All Eyes On The Water
Corps of engineers considers breaching more levees to divert flooding away from homes.
The Mississippi River continues to creep into areas it's not supposed to be.
Homes are taking in water in parts of Memphis, Tennessee and the crest still isn't forecast for another few days.
"It's a mess. It's a lot of water out there, and it's real deep and cold," says Memphis resident Jack Berryhill.
The rising waters are washing away so much across the mid-South, including fertile farm land after levees were breached as part of the Army Corps of Engineers strategy to try and divert the flood.
Crews intentionally breached levees in Illinois, Missouri and Kentucky.
The Corps says it was done to to protect property and potentially save lives, though farmers argue it is costing them their livelihood.
"It really upsets me," says Ed Marshall. "In fact the day that I moved out of my office and moved out of my shops and got everybody out of here, I came back for one last look and yeah, it makes you sick."
An illness, that like the water is spreading.
"This levee break has been a real hardship on me and everyone who lives in the flood way, farms in the flood way.
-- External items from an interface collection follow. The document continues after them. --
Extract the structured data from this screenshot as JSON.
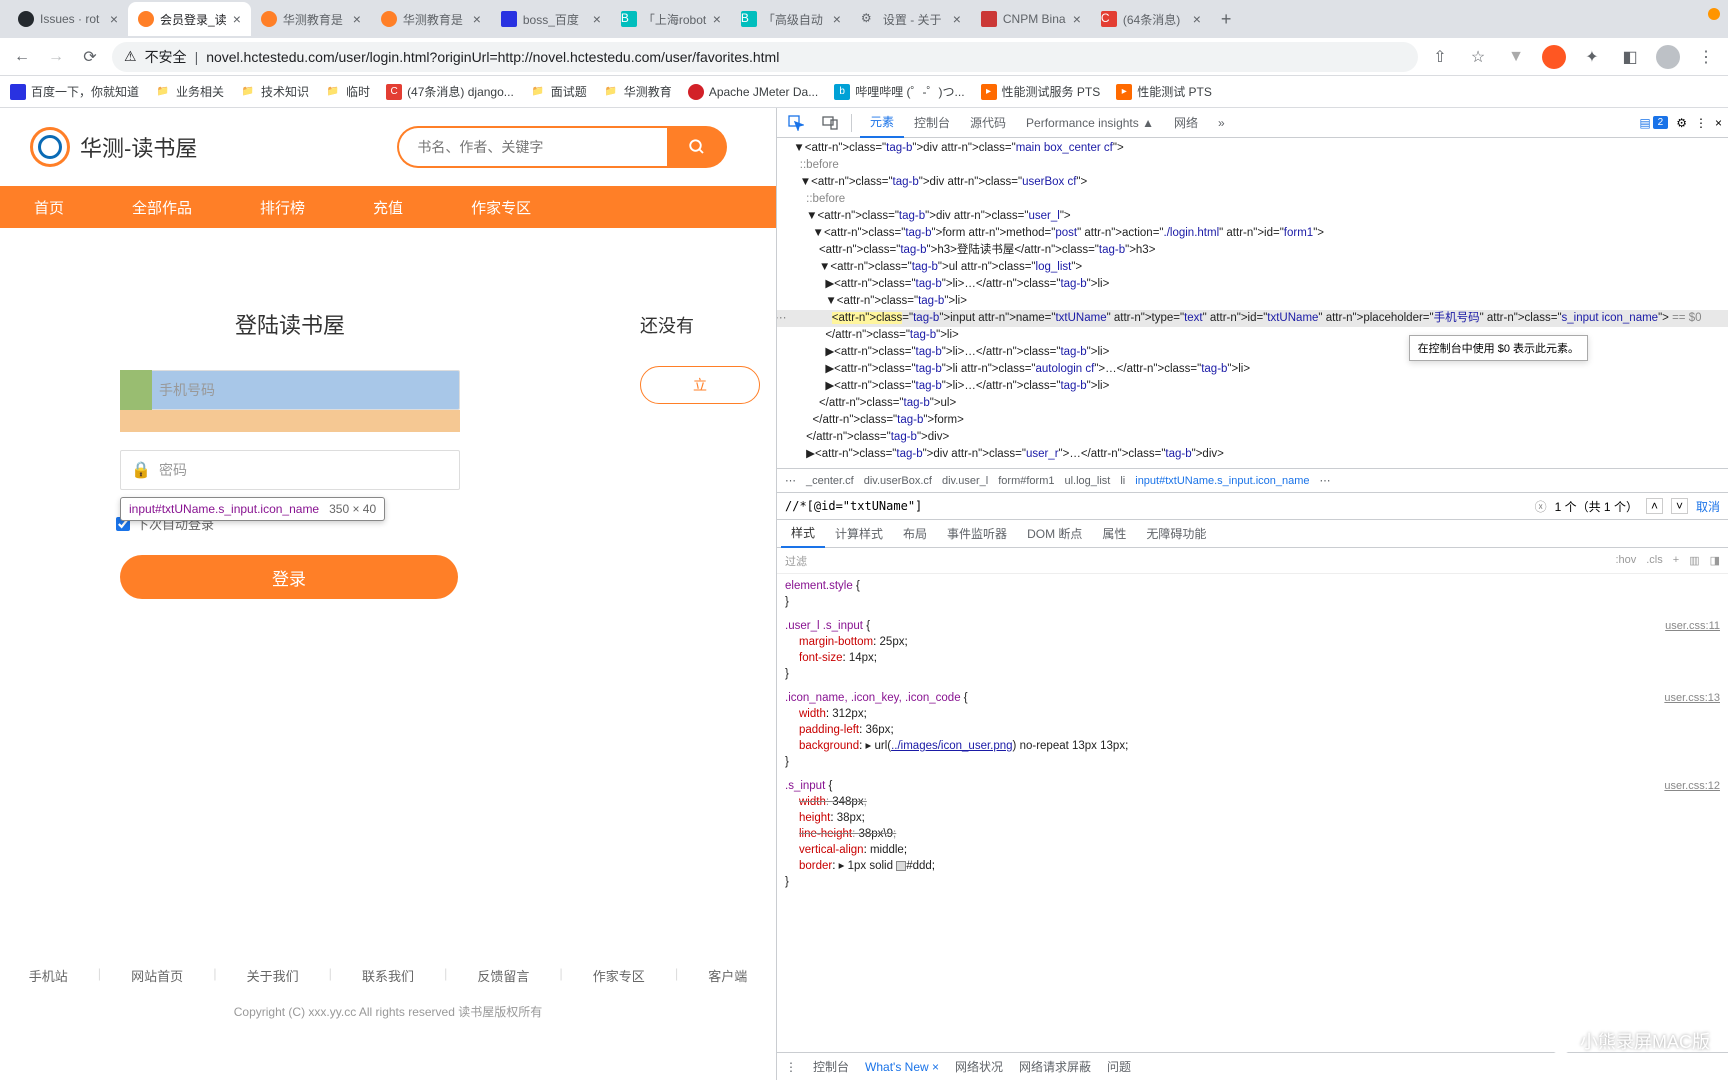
{
  "browser": {
    "tabs": [
      {
        "title": "Issues · rot",
        "favicon": "gh"
      },
      {
        "title": "会员登录_读",
        "favicon": "book",
        "active": true
      },
      {
        "title": "华测教育是",
        "favicon": "book"
      },
      {
        "title": "华测教育是",
        "favicon": "book"
      },
      {
        "title": "boss_百度",
        "favicon": "baidu"
      },
      {
        "title": "「上海robot",
        "favicon": "b"
      },
      {
        "title": "「高级自动",
        "favicon": "b"
      },
      {
        "title": "设置 - 关于",
        "favicon": "gear"
      },
      {
        "title": "CNPM Bina",
        "favicon": "c"
      },
      {
        "title": "(64条消息)",
        "favicon": "c"
      }
    ],
    "insecure_label": "不安全",
    "url": "novel.hctestedu.com/user/login.html?originUrl=http://novel.hctestedu.com/user/favorites.html",
    "bookmarks": [
      "百度一下，你就知道",
      "业务相关",
      "技术知识",
      "临时",
      "(47条消息) django...",
      "面试题",
      "华测教育",
      "Apache JMeter Da...",
      "哔哩哔哩 (゜-゜)つ...",
      "性能测试服务 PTS",
      "性能测试 PTS"
    ]
  },
  "page": {
    "logo_text": "华测-读书屋",
    "search_placeholder": "书名、作者、关键字",
    "nav": [
      "首页",
      "全部作品",
      "排行榜",
      "充值",
      "作家专区"
    ],
    "login_title": "登陆读书屋",
    "phone_placeholder": "手机号码",
    "pwd_placeholder": "密码",
    "autologin_label": "下次自动登录",
    "login_btn": "登录",
    "no_account": "还没有",
    "register_btn": "立",
    "inspect_tooltip_sel": "input#txtUName.s_input.icon_name",
    "inspect_tooltip_dim": "350 × 40",
    "footer_links": [
      "手机站",
      "网站首页",
      "关于我们",
      "联系我们",
      "反馈留言",
      "作家专区",
      "客户端"
    ],
    "footer_copy": "Copyright (C) xxx.yy.cc All rights reserved  读书屋版权所有"
  },
  "devtools": {
    "main_tabs": [
      "元素",
      "控制台",
      "源代码",
      "Performance insights ▲",
      "网络"
    ],
    "main_tabs_more": "»",
    "badge_count": "2",
    "elements_html": [
      {
        "indent": 1,
        "text": "▼<div class=\"main box_center cf\">"
      },
      {
        "indent": 2,
        "text": "::before",
        "pseudo": true
      },
      {
        "indent": 2,
        "text": "▼<div class=\"userBox cf\">"
      },
      {
        "indent": 3,
        "text": "::before",
        "pseudo": true
      },
      {
        "indent": 3,
        "text": "▼<div class=\"user_l\">"
      },
      {
        "indent": 4,
        "text": "▼<form method=\"post\" action=\"./login.html\" id=\"form1\">"
      },
      {
        "indent": 5,
        "text": "<h3>登陆读书屋</h3>"
      },
      {
        "indent": 5,
        "text": "▼<ul class=\"log_list\">"
      },
      {
        "indent": 6,
        "text": "▶<li>…</li>"
      },
      {
        "indent": 6,
        "text": "▼<li>"
      },
      {
        "indent": 7,
        "text": "<input name=\"txtUName\" type=\"text\" id=\"txtUName\" placeholder=\"手机号码\" class=\"s_input icon_name\"> == $0",
        "highlighted": true
      },
      {
        "indent": 6,
        "text": "</li>"
      },
      {
        "indent": 6,
        "text": "▶<li>…</li>"
      },
      {
        "indent": 6,
        "text": "▶<li class=\"autologin cf\">…</li>"
      },
      {
        "indent": 6,
        "text": "▶<li>…</li>"
      },
      {
        "indent": 5,
        "text": "</ul>"
      },
      {
        "indent": 4,
        "text": "</form>"
      },
      {
        "indent": 3,
        "text": "</div>"
      },
      {
        "indent": 3,
        "text": "▶<div class=\"user_r\">…</div>"
      }
    ],
    "tooltip_text": "在控制台中使用 $0 表示此元素。",
    "breadcrumb": [
      "⋯",
      "_center.cf",
      "div.userBox.cf",
      "div.user_l",
      "form#form1",
      "ul.log_list",
      "li",
      "input#txtUName.s_input.icon_name",
      "⋯"
    ],
    "search_value": "//*[@id=\"txtUName\"]",
    "search_result": "1 个（共 1 个）",
    "search_cancel": "取消",
    "styles_tabs": [
      "样式",
      "计算样式",
      "布局",
      "事件监听器",
      "DOM 断点",
      "属性",
      "无障碍功能"
    ],
    "filter_ph": "过滤",
    "filter_right": [
      ":hov",
      ".cls",
      "+"
    ],
    "rules": [
      {
        "selector": "element.style",
        "props": []
      },
      {
        "selector": ".user_l .s_input",
        "link": "user.css:11",
        "props": [
          {
            "n": "margin-bottom",
            "v": "25px"
          },
          {
            "n": "font-size",
            "v": "14px"
          }
        ]
      },
      {
        "selector": ".icon_name, .icon_key, .icon_code",
        "link": "user.css:13",
        "props": [
          {
            "n": "width",
            "v": "312px"
          },
          {
            "n": "padding-left",
            "v": "36px"
          },
          {
            "n": "background",
            "v": "▸ url(../images/icon_user.png) no-repeat 13px 13px",
            "url": true
          }
        ]
      },
      {
        "selector": ".s_input",
        "link": "user.css:12",
        "props": [
          {
            "n": "width",
            "v": "348px",
            "strike": true
          },
          {
            "n": "height",
            "v": "38px"
          },
          {
            "n": "line-height",
            "v": "38px\\9",
            "strike": true
          },
          {
            "n": "vertical-align",
            "v": "middle"
          },
          {
            "n": "border",
            "v": "▸ 1px solid ◻#ddd"
          }
        ]
      }
    ],
    "drawer_tabs": [
      "控制台",
      "What's New",
      "网络状况",
      "网络请求屏蔽",
      "问题"
    ],
    "drawer_active": "What's New"
  },
  "watermark": "小熊录屏MAC版"
}
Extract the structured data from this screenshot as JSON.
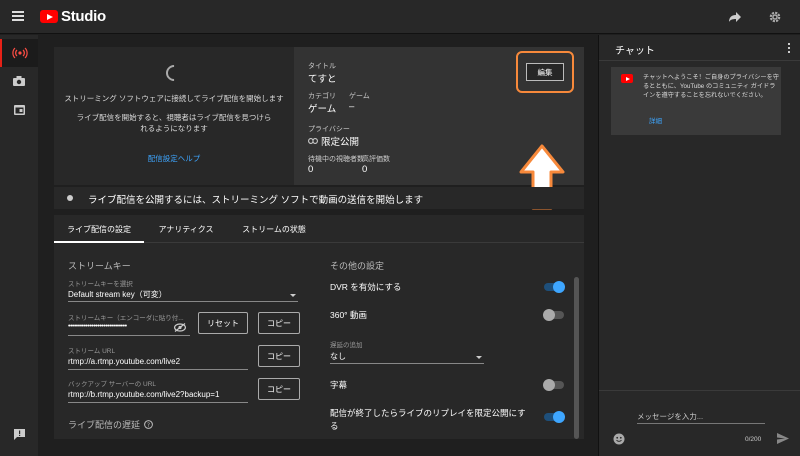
{
  "app": {
    "logo_text": "Studio"
  },
  "preview": {
    "message1": "ストリーミング ソフトウェアに接続してライブ配信を開始します",
    "message2": "ライブ配信を開始すると、視聴者はライブ配信を見つけられるようになります",
    "help_link": "配信設定ヘルプ"
  },
  "info": {
    "title_label": "タイトル",
    "title_value": "てすと",
    "category_label": "カテゴリ",
    "category_value": "ゲーム",
    "game_label": "ゲーム",
    "game_value": "–",
    "privacy_label": "プライバシー",
    "privacy_value": "限定公開",
    "waiting_label": "待機中の視聴者数",
    "waiting_value": "0",
    "likes_label": "高評価数",
    "likes_value": "0",
    "edit_label": "編集"
  },
  "status": {
    "message": "ライブ配信を公開するには、ストリーミング ソフトで動画の送信を開始します"
  },
  "tabs": [
    {
      "label": "ライブ配信の設定",
      "active": true
    },
    {
      "label": "アナリティクス",
      "active": false
    },
    {
      "label": "ストリームの状態",
      "active": false
    }
  ],
  "stream_key": {
    "section_title": "ストリームキー",
    "select_label": "ストリームキーを選択",
    "select_value": "Default stream key（可変）",
    "key_label": "ストリームキー（エンコーダに貼り付...",
    "key_value": "••••••••••••••••••••••••••••••",
    "reset_label": "リセット",
    "copy_label": "コピー",
    "url_label": "ストリーム URL",
    "url_value": "rtmp://a.rtmp.youtube.com/live2",
    "backup_label": "バックアップ サーバーの URL",
    "backup_value": "rtmp://b.rtmp.youtube.com/live2?backup=1",
    "latency_section": "ライブ配信の遅延"
  },
  "other_settings": {
    "section_title": "その他の設定",
    "dvr_label": "DVR を有効にする",
    "dvr_on": true,
    "vr360_label": "360° 動画",
    "vr360_on": false,
    "delay_label": "遅延の追加",
    "delay_value": "なし",
    "captions_label": "字幕",
    "captions_on": false,
    "replay_label": "配信が終了したらライブのリプレイを限定公開にする",
    "replay_on": true
  },
  "chat": {
    "title": "チャット",
    "welcome_message": "チャットへようこそ！ご自身のプライバシーを守るとともに、YouTube のコミュニティ ガイドラインを遵守することを忘れないでください。",
    "details_link": "詳細",
    "input_placeholder": "メッセージを入力...",
    "char_count": "0/200"
  },
  "colors": {
    "accent_blue": "#3ea6ff",
    "annotation_orange": "#f7893b",
    "brand_red": "#ff0000"
  }
}
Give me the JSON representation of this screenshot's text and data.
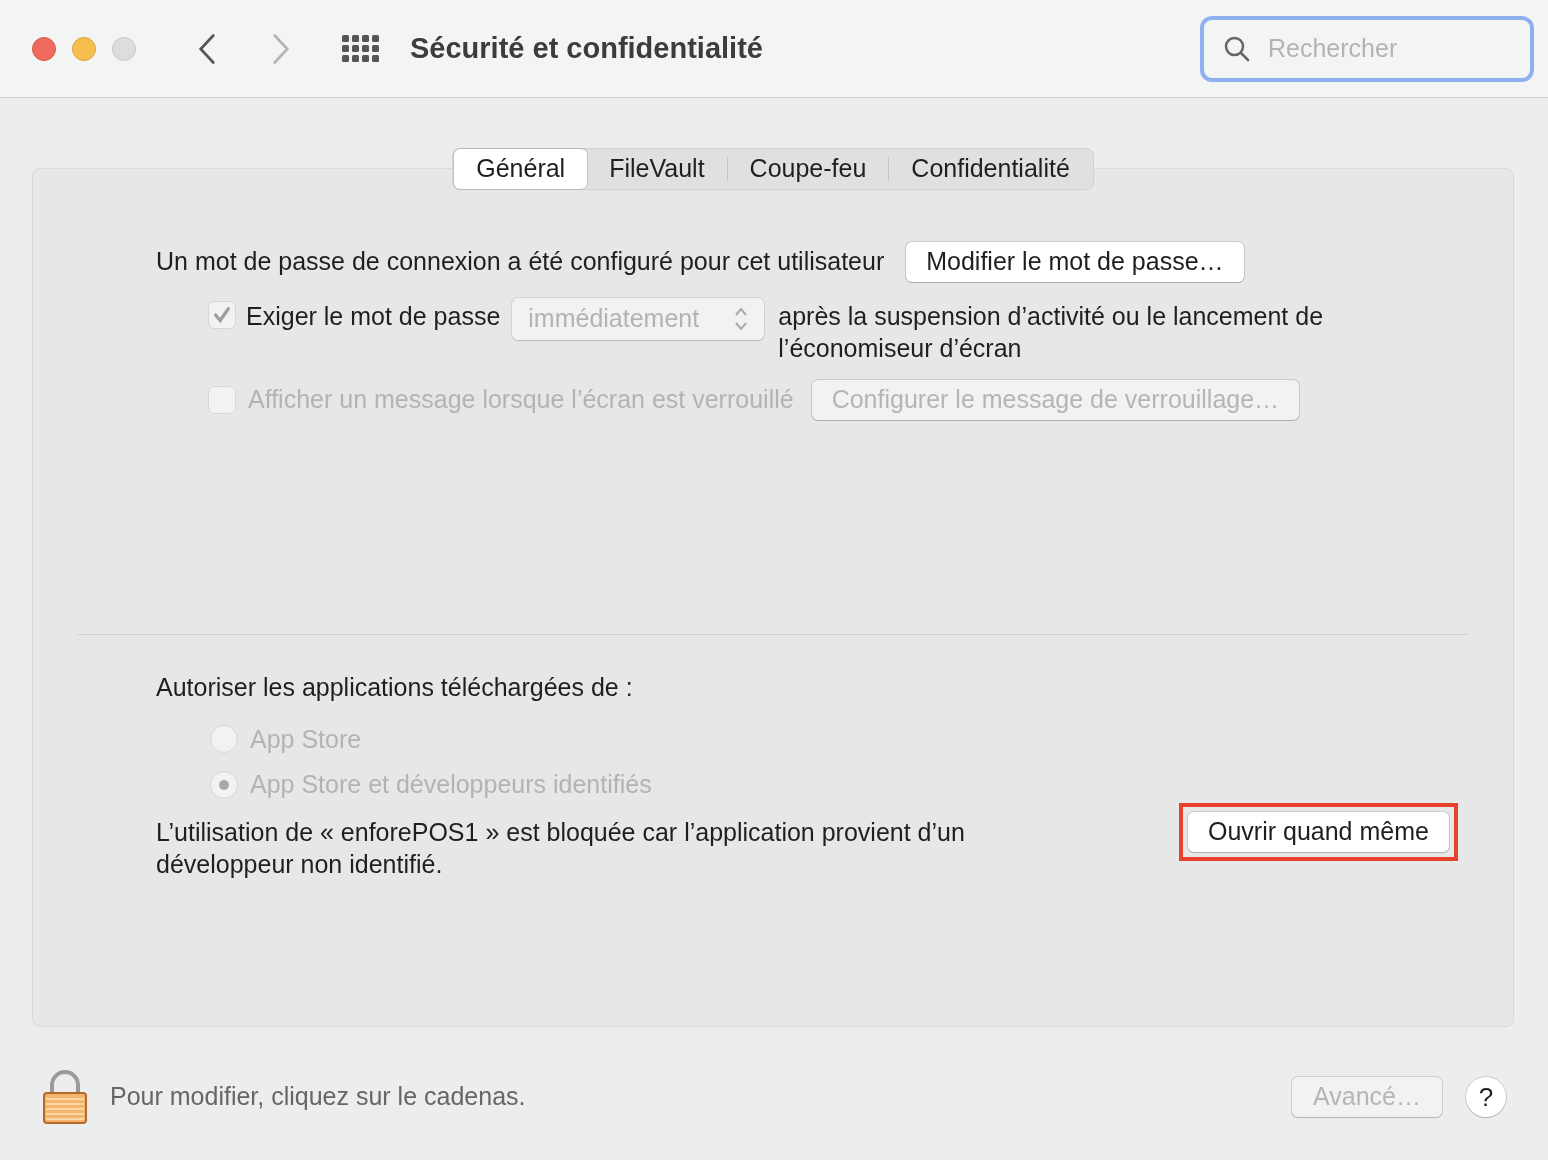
{
  "window": {
    "title": "Sécurité et confidentialité",
    "back_enabled": true,
    "forward_enabled": false
  },
  "search": {
    "placeholder": "Rechercher",
    "focused": true
  },
  "tabs": [
    {
      "label": "Général",
      "selected": true
    },
    {
      "label": "FileVault",
      "selected": false
    },
    {
      "label": "Coupe-feu",
      "selected": false
    },
    {
      "label": "Confidentialité",
      "selected": false
    }
  ],
  "password": {
    "text": "Un mot de passe de connexion a été configuré pour cet utilisateur",
    "button": {
      "label": "Modifier le mot de passe…",
      "disabled": false
    }
  },
  "require_password": {
    "label": "Exiger le mot de passe",
    "checked": true,
    "disabled": true,
    "popup": {
      "value": "immédiatement",
      "disabled": true
    },
    "after_text": "après la suspension d’activité ou le lancement de l’économiseur d’écran"
  },
  "lock_message": {
    "label": "Afficher un message lorsque l’écran est verrouillé",
    "checked": false,
    "disabled": true,
    "button": {
      "label": "Configurer le message de verrouillage…",
      "disabled": true
    }
  },
  "allow_apps": {
    "heading": "Autoriser les applications téléchargées de :",
    "options": [
      {
        "label": "App Store",
        "selected": false,
        "disabled": true
      },
      {
        "label": "App Store et développeurs identifiés",
        "selected": true,
        "disabled": true
      }
    ]
  },
  "blocked": {
    "text": "L’utilisation de « enforePOS1 » est bloquée car l’application provient d’un développeur non identifié.",
    "button": {
      "label": "Ouvrir quand même",
      "disabled": false,
      "highlighted": true
    }
  },
  "footer": {
    "lock_text": "Pour modifier, cliquez sur le cadenas.",
    "advanced": {
      "label": "Avancé…",
      "disabled": true
    },
    "help": "?"
  }
}
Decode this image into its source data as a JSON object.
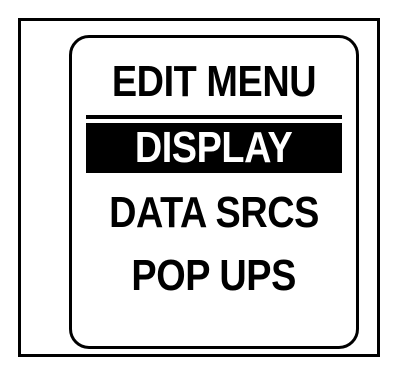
{
  "edit_menu": {
    "title": "EDIT MENU",
    "items": [
      {
        "label": "DISPLAY",
        "selected": true
      },
      {
        "label": "DATA SRCS",
        "selected": false
      },
      {
        "label": "POP UPS",
        "selected": false
      }
    ]
  },
  "colors": {
    "foreground": "#000000",
    "background": "#ffffff",
    "selection_bg": "#000000",
    "selection_text": "#ffffff"
  }
}
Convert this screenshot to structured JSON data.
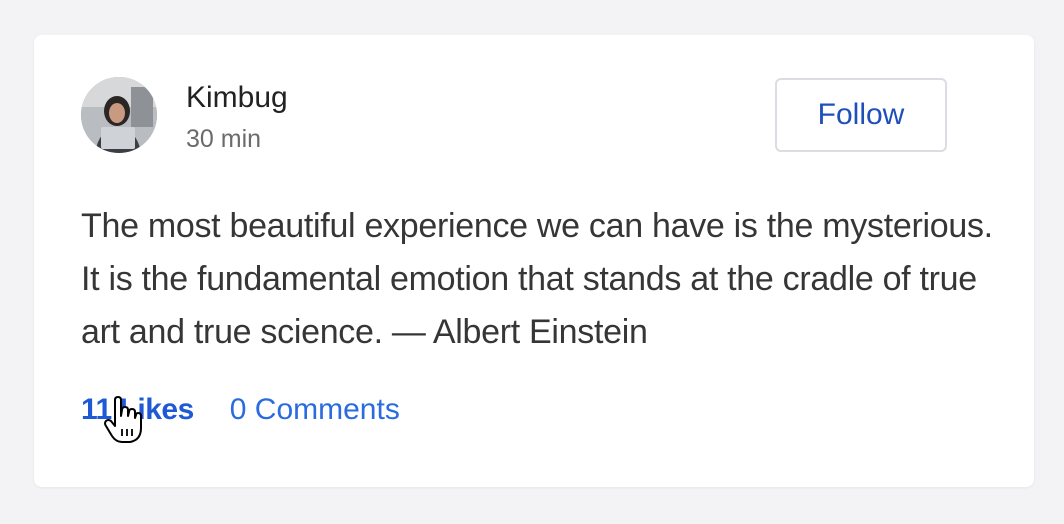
{
  "post": {
    "author_name": "Kimbug",
    "time": "30 min",
    "follow_label": "Follow",
    "text": "The most beautiful experience we can have is the mysterious. It is the fundamental emotion that stands at the cradle of true art and true science. — Albert Einstein",
    "likes_label": "11 Likes",
    "comments_label": "0 Comments"
  },
  "icons": {
    "avatar": "avatar-photo",
    "cursor": "hand-pointer-icon"
  },
  "colors": {
    "page_bg": "#f3f3f6",
    "card_bg": "#ffffff",
    "link": "#1f59d6",
    "follow_text": "#1f4fb8",
    "body_text": "#363636"
  }
}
It's a hard deal," says farmer Lester Goodin.
A Congressional delegation from Tennessee will tour the region Friday as crews continue to prepare sandbags and brace for the rising water.